Make no mistake the deficit problem is not a shortfall of tax revenue.  In fact, over the next decade those revenues are already projected to surpass their average over the past 50 years.  There is not much room for tax increases to solve the deficit problem.

The problem is spending.  Government expenditures will average about 24% of GDP compared to their historical average of 20.5%.  The solution to the problem is to cut spending.

Given these bloated deficits, debt outstanding will increase by $2.0-3.0 trillion every single year because that is what the government must do to pay its bills.  As a result debt in relation to GDP will climb from 100% this year to 119% by 2033.

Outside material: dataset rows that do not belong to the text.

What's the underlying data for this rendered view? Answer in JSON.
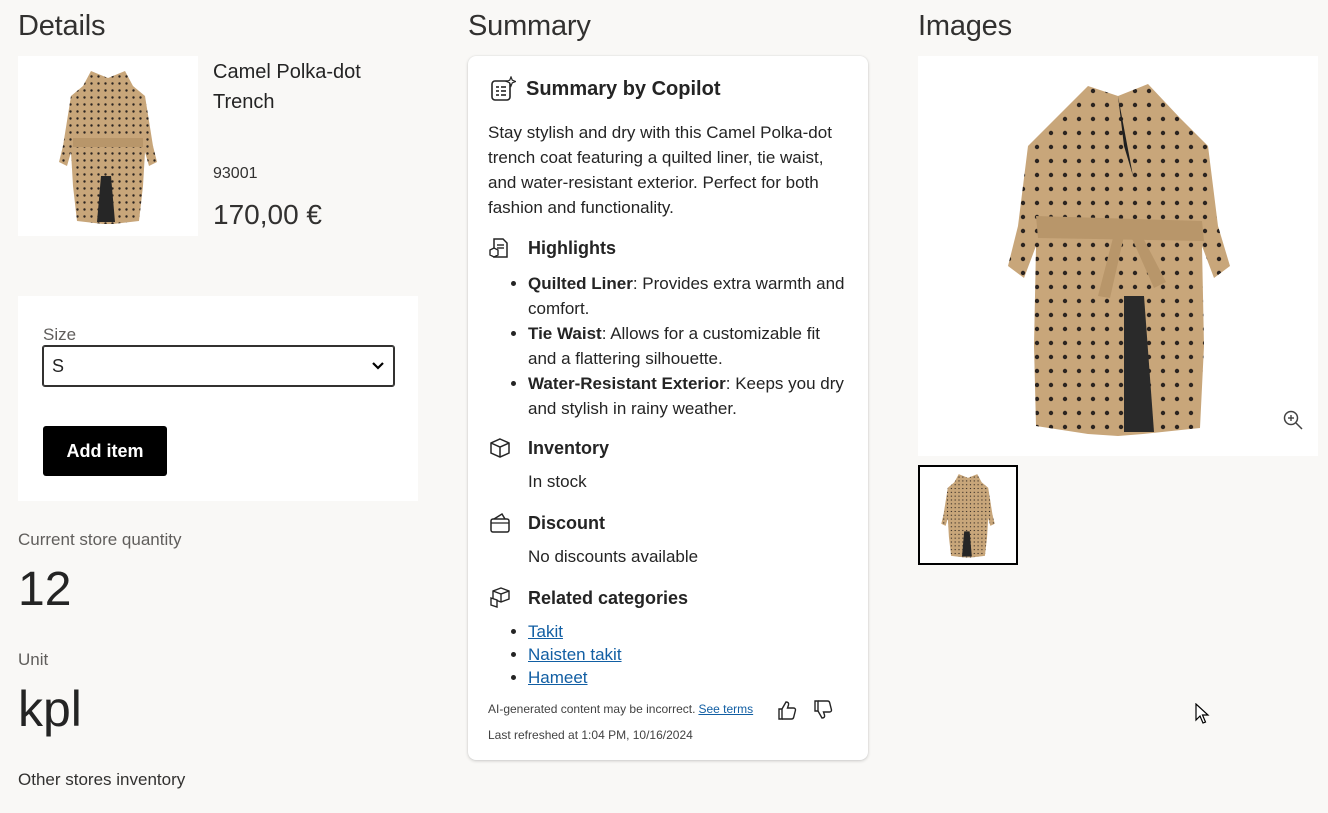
{
  "sections": {
    "details": "Details",
    "summary": "Summary",
    "images": "Images"
  },
  "product": {
    "name": "Camel Polka-dot Trench",
    "sku": "93001",
    "price": "170,00 €"
  },
  "buy": {
    "size_label": "Size",
    "size_value": "S",
    "add_label": "Add item"
  },
  "stock": {
    "qty_label": "Current store quantity",
    "qty_value": "12",
    "unit_label": "Unit",
    "unit_value": "kpl",
    "other_label": "Other stores inventory"
  },
  "copilot": {
    "title": "Summary by Copilot",
    "description": "Stay stylish and dry with this Camel Polka-dot trench coat featuring a quilted liner, tie waist, and water-resistant exterior. Perfect for both fashion and functionality.",
    "highlights_label": "Highlights",
    "highlights": [
      {
        "term": "Quilted Liner",
        "text": ": Provides extra warmth and comfort."
      },
      {
        "term": "Tie Waist",
        "text": ": Allows for a customizable fit and a flattering silhouette."
      },
      {
        "term": "Water-Resistant Exterior",
        "text": ": Keeps you dry and stylish in rainy weather."
      }
    ],
    "inventory_label": "Inventory",
    "inventory_value": "In stock",
    "discount_label": "Discount",
    "discount_value": "No discounts available",
    "categories_label": "Related categories",
    "categories": [
      "Takit",
      "Naisten takit",
      "Hameet"
    ],
    "disclaimer": "AI-generated content may be incorrect.",
    "terms_link": "See terms",
    "refreshed": "Last refreshed at 1:04 PM, 10/16/2024"
  },
  "colors": {
    "coat": "#c8a67a",
    "dots": "#2b2420",
    "accent": "#000000",
    "link": "#115ea3"
  }
}
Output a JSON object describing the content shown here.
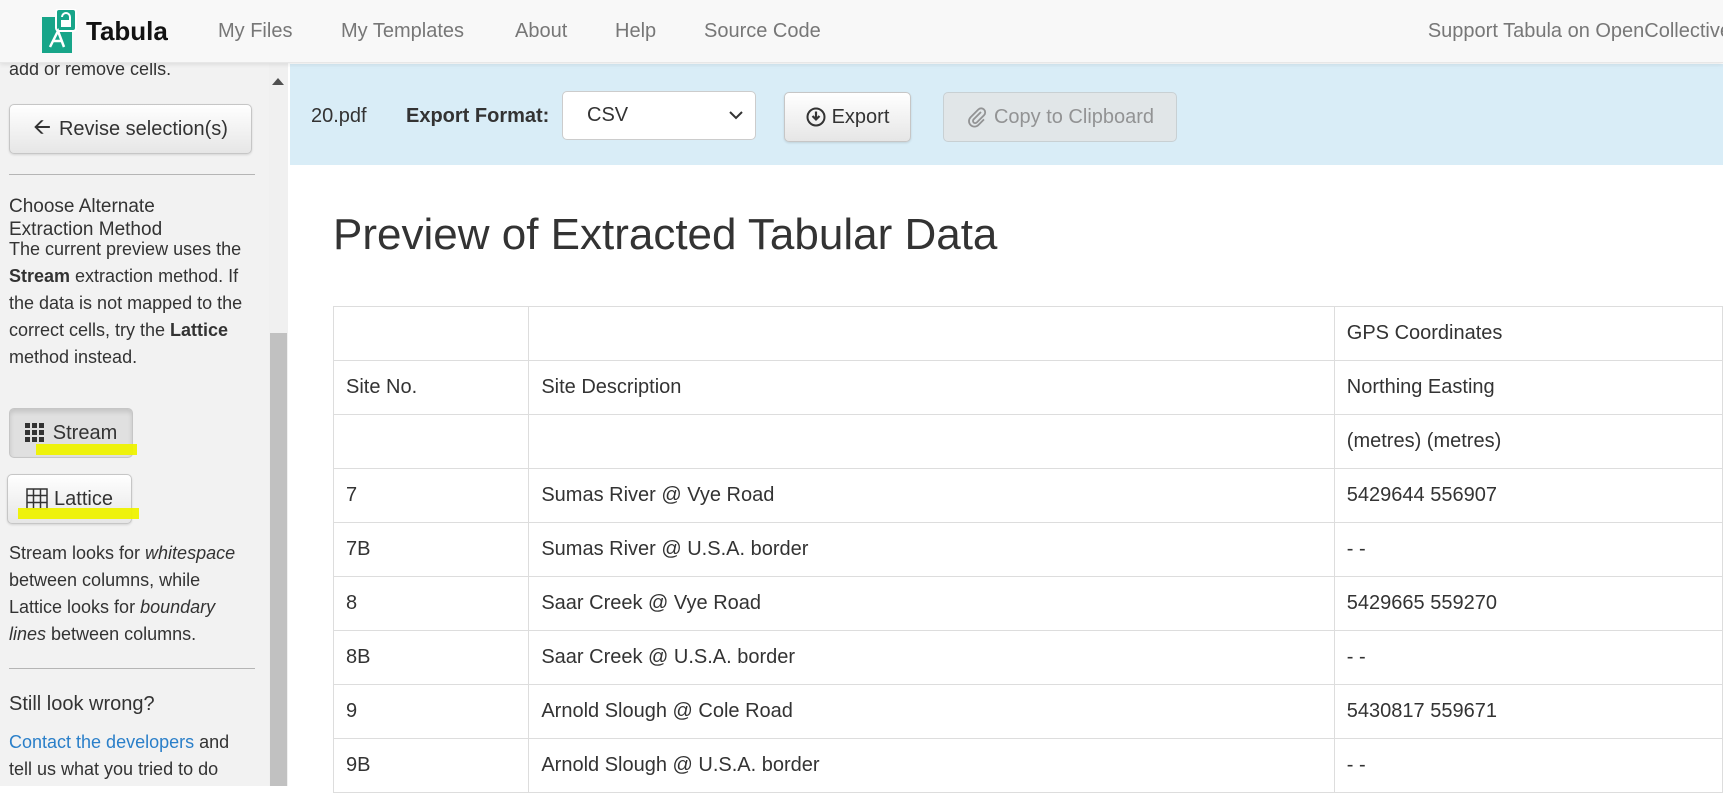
{
  "navbar": {
    "brand": "Tabula",
    "links": [
      "My Files",
      "My Templates",
      "About",
      "Help",
      "Source Code"
    ],
    "right_link": "Support Tabula on OpenCollective"
  },
  "sidebar": {
    "partial_text": "add or remove cells.",
    "revise_button": "Revise selection(s)",
    "alt_heading_1": "Choose Alternate",
    "alt_heading_2": "Extraction Method",
    "desc": {
      "l1": "The current preview uses the",
      "l2_bold": "Stream",
      "l2_rest": " extraction method. If",
      "l3": "the data is not mapped to the",
      "l4_pre": "correct cells, try the ",
      "l4_bold": "Lattice",
      "l5": "method instead."
    },
    "stream_button": "Stream",
    "lattice_button": "Lattice",
    "explain": {
      "l1_pre": "Stream looks for ",
      "l1_em": "whitespace",
      "l2": "between columns, while",
      "l3_pre": "Lattice looks for ",
      "l3_em": "boundary",
      "l4_em": "lines",
      "l4_rest": " between columns."
    },
    "still_wrong": "Still look wrong?",
    "contact_link": "Contact the developers",
    "contact_rest": " and",
    "contact_l2": "tell us what you tried to do"
  },
  "toolbar": {
    "filename": "20.pdf",
    "format_label": "Export Format:",
    "format_value": "CSV",
    "export_button": "Export",
    "copy_button": "Copy to Clipboard"
  },
  "main": {
    "title": "Preview of Extracted Tabular Data",
    "rows": [
      [
        "",
        "",
        "GPS Coordinates"
      ],
      [
        "Site No.",
        "Site Description",
        "Northing Easting"
      ],
      [
        "",
        "",
        "(metres) (metres)"
      ],
      [
        "7",
        "Sumas River @ Vye Road",
        "5429644 556907"
      ],
      [
        "7B",
        "Sumas River @ U.S.A. border",
        "- -"
      ],
      [
        "8",
        "Saar Creek @ Vye Road",
        "5429665 559270"
      ],
      [
        "8B",
        "Saar Creek @ U.S.A. border",
        "- -"
      ],
      [
        "9",
        "Arnold Slough @ Cole Road",
        "5430817 559671"
      ],
      [
        "9B",
        "Arnold Slough @ U.S.A. border",
        "- -"
      ]
    ]
  },
  "colors": {
    "toolbar_bg": "#d9edf7",
    "highlight": "#eef200",
    "link": "#2a7fc9",
    "brand_green": "#17a589"
  }
}
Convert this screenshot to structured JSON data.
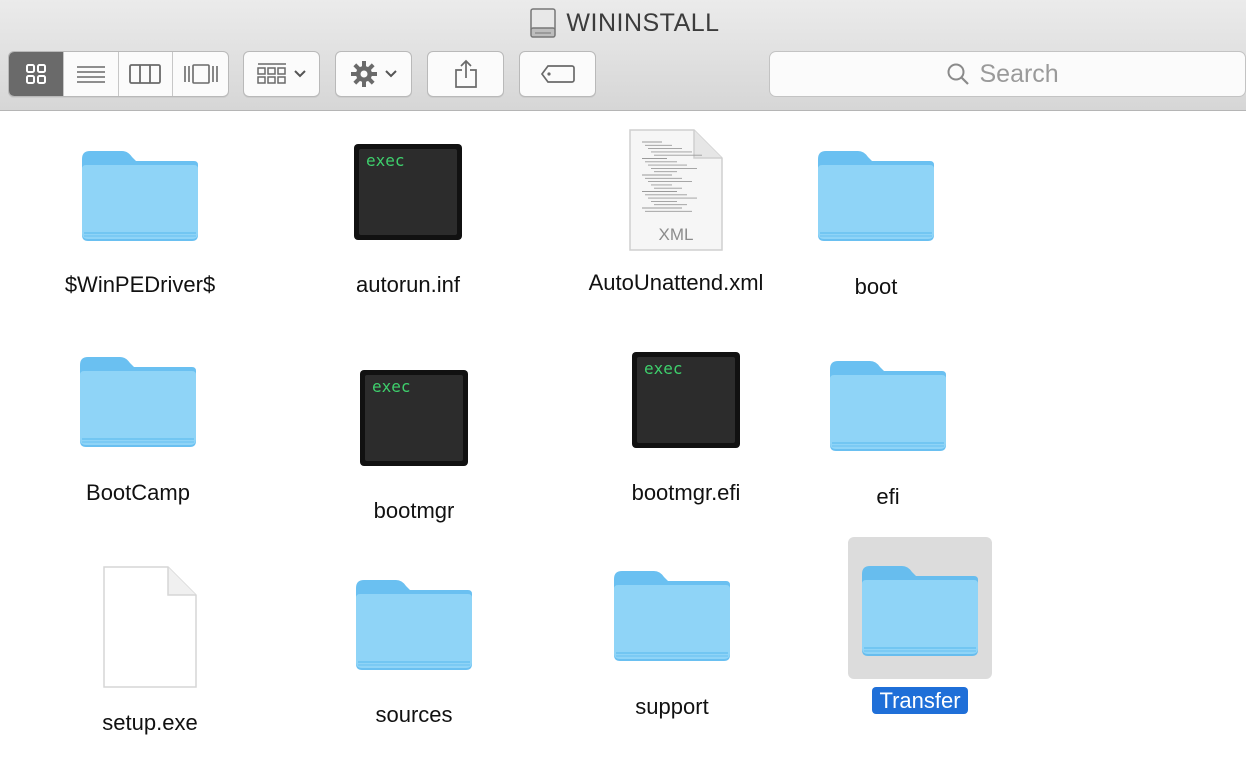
{
  "window": {
    "title": "WININSTALL"
  },
  "toolbar": {
    "view_modes": [
      {
        "name": "icon-view",
        "active": true
      },
      {
        "name": "list-view",
        "active": false
      },
      {
        "name": "column-view",
        "active": false
      },
      {
        "name": "cover-flow-view",
        "active": false
      }
    ],
    "arrange_icon": "arrange-grid-icon",
    "action_icon": "gear-icon",
    "share_icon": "share-icon",
    "tag_icon": "tag-icon",
    "search_placeholder": "Search"
  },
  "files": [
    {
      "name": "$WinPEDriver$",
      "kind": "folder"
    },
    {
      "name": "autorun.inf",
      "kind": "exec",
      "badge": "exec"
    },
    {
      "name": "AutoUnattend.xml",
      "kind": "xml",
      "badge": "XML"
    },
    {
      "name": "boot",
      "kind": "folder"
    },
    {
      "name": "BootCamp",
      "kind": "folder"
    },
    {
      "name": "bootmgr",
      "kind": "exec",
      "badge": "exec"
    },
    {
      "name": "bootmgr.efi",
      "kind": "exec",
      "badge": "exec"
    },
    {
      "name": "efi",
      "kind": "folder"
    },
    {
      "name": "setup.exe",
      "kind": "document"
    },
    {
      "name": "sources",
      "kind": "folder"
    },
    {
      "name": "support",
      "kind": "folder"
    },
    {
      "name": "Transfer",
      "kind": "folder",
      "selected": true
    }
  ],
  "colors": {
    "folder_top": "#8fd4f7",
    "folder_bottom": "#5ab9ef",
    "selection": "#1f6fd8",
    "exec_text": "#3ecf6c"
  }
}
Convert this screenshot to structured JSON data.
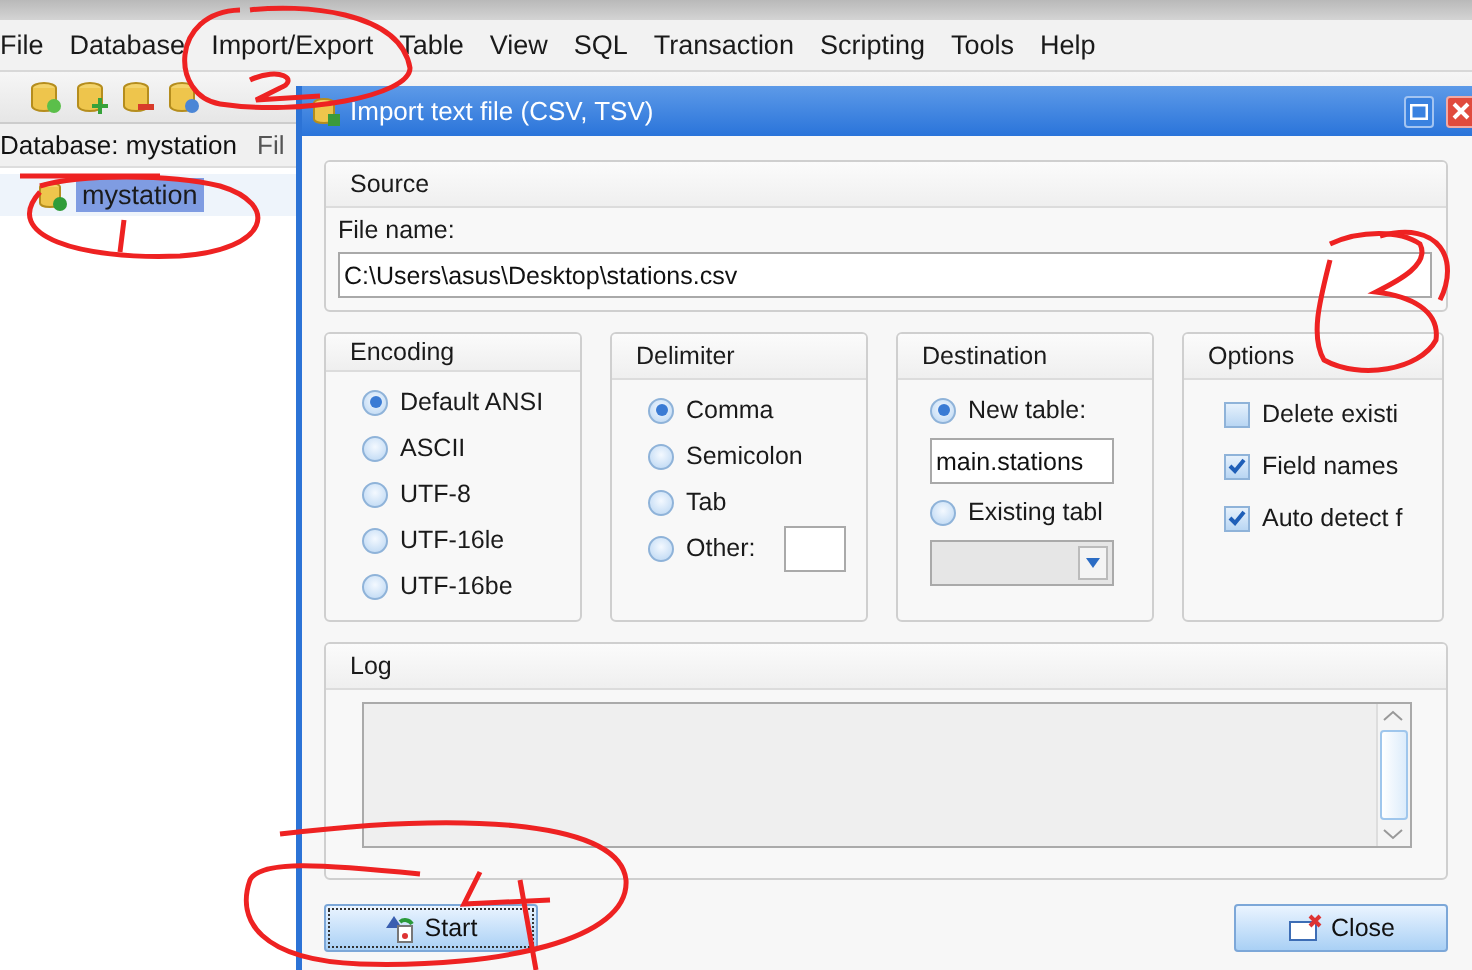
{
  "menu": [
    {
      "label": "File"
    },
    {
      "label": "Database"
    },
    {
      "label": "Import/Export"
    },
    {
      "label": "Table"
    },
    {
      "label": "View"
    },
    {
      "label": "SQL"
    },
    {
      "label": "Transaction"
    },
    {
      "label": "Scripting"
    },
    {
      "label": "Tools"
    },
    {
      "label": "Help"
    }
  ],
  "sidebar": {
    "tabs": [
      {
        "label": "Database: mystation",
        "selected": true
      },
      {
        "label": "Fil",
        "selected": false
      }
    ],
    "tree": [
      {
        "label": "mystation",
        "selected": true
      }
    ]
  },
  "dialog": {
    "title": "Import text file (CSV, TSV)",
    "source": {
      "title": "Source",
      "label": "File name:",
      "value": "C:\\Users\\asus\\Desktop\\stations.csv"
    },
    "encoding": {
      "title": "Encoding",
      "options": [
        {
          "label": "Default ANSI",
          "selected": true
        },
        {
          "label": "ASCII",
          "selected": false
        },
        {
          "label": "UTF-8",
          "selected": false
        },
        {
          "label": "UTF-16le",
          "selected": false
        },
        {
          "label": "UTF-16be",
          "selected": false
        }
      ]
    },
    "delimiter": {
      "title": "Delimiter",
      "options": [
        {
          "label": "Comma",
          "selected": true,
          "kind": "plain"
        },
        {
          "label": "Semicolon",
          "selected": false,
          "kind": "plain"
        },
        {
          "label": "Tab",
          "selected": false,
          "kind": "plain"
        },
        {
          "label": "Other:",
          "selected": false,
          "kind": "custom"
        }
      ]
    },
    "destination": {
      "title": "Destination",
      "new_table": {
        "label": "New table:",
        "selected": true,
        "value": "main.stations"
      },
      "existing_table": {
        "label": "Existing tabl",
        "selected": false
      }
    },
    "options": {
      "title": "Options",
      "items": [
        {
          "label": "Delete existi",
          "checked": false
        },
        {
          "label": "Field names",
          "checked": true
        },
        {
          "label": "Auto detect f",
          "checked": true
        }
      ]
    },
    "log": {
      "title": "Log"
    },
    "buttons": [
      {
        "label": "Start",
        "kind": "start"
      },
      {
        "label": "Close",
        "kind": "close"
      }
    ]
  }
}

To put this into perspective, the prior record debt to GDP ratio was 106% in 1946.  But in the late 1940’s and 1950’s government spending plunged because wartime spending ended.  That will not happen today because the bloated deficits are caused by excessive spending in general, ballooning entitlements in particular.  What are entitlements?  They are simply payments by the government directly to individuals to supplement income.  The list includes such giants as Social Security, Medicare, and Medicaid, as well as veterans and unemployment benefits amongst others.  In the 1960’s such benefits were roughly 25% of all government spending.  Today they represent nearly two-thirds of the total.  And, unfortunately, no politician ever wants to cut benefits.  To do so will negatively impact the income stream for a large number of voters in their district.  They regard a cut in Social Security benefits as the “third rail”.  Cut them and your term in office will end at the next election.  Like it or not, they will soon need to address the issue.

Why?  Because the trust funds for many of these entitlements will soon exhaust their reserves.  Medicare will be insolvent by 2031.  Social Security will suffer the same fate in 2033.  The Social Security Administration estimates that if that happens, 70 million retirees will see their monthly benefits shrink by 23%.  While retiring baby boomers are a large part of the problem, the recent shrinkage of the labor force, declining birthrates, and increased life expectancy compound the problem.

The solutions are well known.  Gradually raising the retirement age, trimming the annual cost-of-living adjustment, a reduction in payments to high income beneficiaries, and increasing the threshold for which benefits are taxed, will undoubtedly be parts of the ultimate solution.  The problem is not how to solve the issue but, rather, finding the courage to act.  With divided government, achieving the solution will be challenging but it must be done.  Significantly cutting benefits for 70 million older Americans is unacceptable.  Any politician who says he or she will not cut benefits for Social Security recipients should not be viewed as a serious candidate.

Stephen Slifer


Charleston, S.C.